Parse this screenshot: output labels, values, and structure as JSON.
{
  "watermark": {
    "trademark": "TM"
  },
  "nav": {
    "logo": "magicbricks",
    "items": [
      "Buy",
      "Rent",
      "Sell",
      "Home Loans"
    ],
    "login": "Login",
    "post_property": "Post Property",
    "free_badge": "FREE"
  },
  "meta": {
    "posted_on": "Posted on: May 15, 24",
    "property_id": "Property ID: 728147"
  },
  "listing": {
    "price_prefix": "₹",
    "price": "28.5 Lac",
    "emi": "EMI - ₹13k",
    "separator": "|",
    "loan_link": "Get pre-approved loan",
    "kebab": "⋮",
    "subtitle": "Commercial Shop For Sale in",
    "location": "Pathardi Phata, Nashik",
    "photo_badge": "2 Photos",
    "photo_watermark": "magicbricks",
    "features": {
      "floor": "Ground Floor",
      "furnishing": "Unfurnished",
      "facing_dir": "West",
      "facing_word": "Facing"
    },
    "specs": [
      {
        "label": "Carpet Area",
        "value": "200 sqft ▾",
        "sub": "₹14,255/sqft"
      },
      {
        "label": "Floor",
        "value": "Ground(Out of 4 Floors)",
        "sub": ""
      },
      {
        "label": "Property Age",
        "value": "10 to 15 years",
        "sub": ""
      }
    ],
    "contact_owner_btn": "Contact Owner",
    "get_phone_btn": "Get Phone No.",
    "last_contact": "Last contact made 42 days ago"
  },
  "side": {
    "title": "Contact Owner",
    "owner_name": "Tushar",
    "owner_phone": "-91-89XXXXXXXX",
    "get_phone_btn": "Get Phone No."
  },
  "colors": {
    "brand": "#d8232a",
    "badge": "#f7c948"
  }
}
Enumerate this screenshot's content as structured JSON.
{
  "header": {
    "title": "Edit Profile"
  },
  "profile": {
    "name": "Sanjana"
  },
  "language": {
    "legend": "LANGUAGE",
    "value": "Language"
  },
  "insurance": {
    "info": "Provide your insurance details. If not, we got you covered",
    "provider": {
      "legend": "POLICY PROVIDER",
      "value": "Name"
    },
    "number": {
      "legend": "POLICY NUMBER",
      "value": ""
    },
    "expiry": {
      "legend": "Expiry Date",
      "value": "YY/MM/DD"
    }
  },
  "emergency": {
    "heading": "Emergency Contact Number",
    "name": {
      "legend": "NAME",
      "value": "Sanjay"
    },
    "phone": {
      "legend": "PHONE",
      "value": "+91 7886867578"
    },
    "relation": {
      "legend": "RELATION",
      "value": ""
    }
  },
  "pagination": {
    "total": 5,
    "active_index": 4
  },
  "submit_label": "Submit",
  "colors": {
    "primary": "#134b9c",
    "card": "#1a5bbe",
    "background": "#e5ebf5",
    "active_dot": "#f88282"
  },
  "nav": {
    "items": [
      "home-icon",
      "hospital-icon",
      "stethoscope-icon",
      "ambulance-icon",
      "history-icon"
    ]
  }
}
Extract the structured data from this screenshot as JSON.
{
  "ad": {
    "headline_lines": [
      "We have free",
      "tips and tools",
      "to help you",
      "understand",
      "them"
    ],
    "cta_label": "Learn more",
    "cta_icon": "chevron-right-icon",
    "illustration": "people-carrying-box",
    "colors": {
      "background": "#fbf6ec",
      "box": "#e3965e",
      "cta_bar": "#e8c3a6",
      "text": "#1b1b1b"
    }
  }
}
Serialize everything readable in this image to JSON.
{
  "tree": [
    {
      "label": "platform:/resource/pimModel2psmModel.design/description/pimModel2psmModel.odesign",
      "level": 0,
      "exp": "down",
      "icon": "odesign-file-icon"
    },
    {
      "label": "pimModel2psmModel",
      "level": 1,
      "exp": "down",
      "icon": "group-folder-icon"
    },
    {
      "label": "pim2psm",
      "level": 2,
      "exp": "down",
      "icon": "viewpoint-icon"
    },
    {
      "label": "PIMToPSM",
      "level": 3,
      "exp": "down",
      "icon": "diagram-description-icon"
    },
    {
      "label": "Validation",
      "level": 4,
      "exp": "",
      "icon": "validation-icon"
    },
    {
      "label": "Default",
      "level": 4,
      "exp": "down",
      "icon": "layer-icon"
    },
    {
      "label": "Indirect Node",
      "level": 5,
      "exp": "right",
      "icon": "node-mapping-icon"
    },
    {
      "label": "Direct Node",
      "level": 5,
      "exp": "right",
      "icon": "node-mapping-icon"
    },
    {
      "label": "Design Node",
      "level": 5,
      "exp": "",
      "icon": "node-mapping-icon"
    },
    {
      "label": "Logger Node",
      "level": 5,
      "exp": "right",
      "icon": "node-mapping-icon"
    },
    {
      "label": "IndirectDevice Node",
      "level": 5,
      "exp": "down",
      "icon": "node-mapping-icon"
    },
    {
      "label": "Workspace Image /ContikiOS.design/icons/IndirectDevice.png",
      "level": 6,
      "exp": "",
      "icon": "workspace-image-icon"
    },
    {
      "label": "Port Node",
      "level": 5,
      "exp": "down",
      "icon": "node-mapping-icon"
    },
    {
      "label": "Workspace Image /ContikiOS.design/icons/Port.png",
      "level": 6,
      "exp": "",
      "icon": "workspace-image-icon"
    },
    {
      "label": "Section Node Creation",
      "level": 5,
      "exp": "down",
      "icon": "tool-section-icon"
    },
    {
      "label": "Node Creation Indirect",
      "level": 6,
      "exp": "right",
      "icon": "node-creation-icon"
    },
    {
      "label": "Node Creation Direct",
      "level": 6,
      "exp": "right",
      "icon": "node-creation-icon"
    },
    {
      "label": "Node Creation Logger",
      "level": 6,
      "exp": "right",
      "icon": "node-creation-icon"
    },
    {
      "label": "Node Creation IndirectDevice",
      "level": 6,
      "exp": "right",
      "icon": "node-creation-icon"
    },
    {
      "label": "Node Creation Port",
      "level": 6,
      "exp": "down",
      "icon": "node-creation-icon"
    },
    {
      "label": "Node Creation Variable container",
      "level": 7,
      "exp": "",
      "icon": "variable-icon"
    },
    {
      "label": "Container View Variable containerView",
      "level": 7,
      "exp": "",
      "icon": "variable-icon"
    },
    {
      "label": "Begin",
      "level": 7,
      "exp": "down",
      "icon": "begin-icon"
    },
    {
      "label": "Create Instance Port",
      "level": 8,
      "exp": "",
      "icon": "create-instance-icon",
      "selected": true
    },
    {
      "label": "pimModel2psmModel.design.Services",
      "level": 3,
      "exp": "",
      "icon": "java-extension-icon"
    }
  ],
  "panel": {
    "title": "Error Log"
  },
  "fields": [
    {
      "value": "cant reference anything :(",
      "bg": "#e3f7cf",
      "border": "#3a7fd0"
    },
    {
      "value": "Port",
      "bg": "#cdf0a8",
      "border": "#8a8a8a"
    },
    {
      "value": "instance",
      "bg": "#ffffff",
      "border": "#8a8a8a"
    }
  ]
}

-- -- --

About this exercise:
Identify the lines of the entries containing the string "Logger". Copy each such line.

Output of the task:
      "label": "Logger Node",
      "label": "Node Creation Logger",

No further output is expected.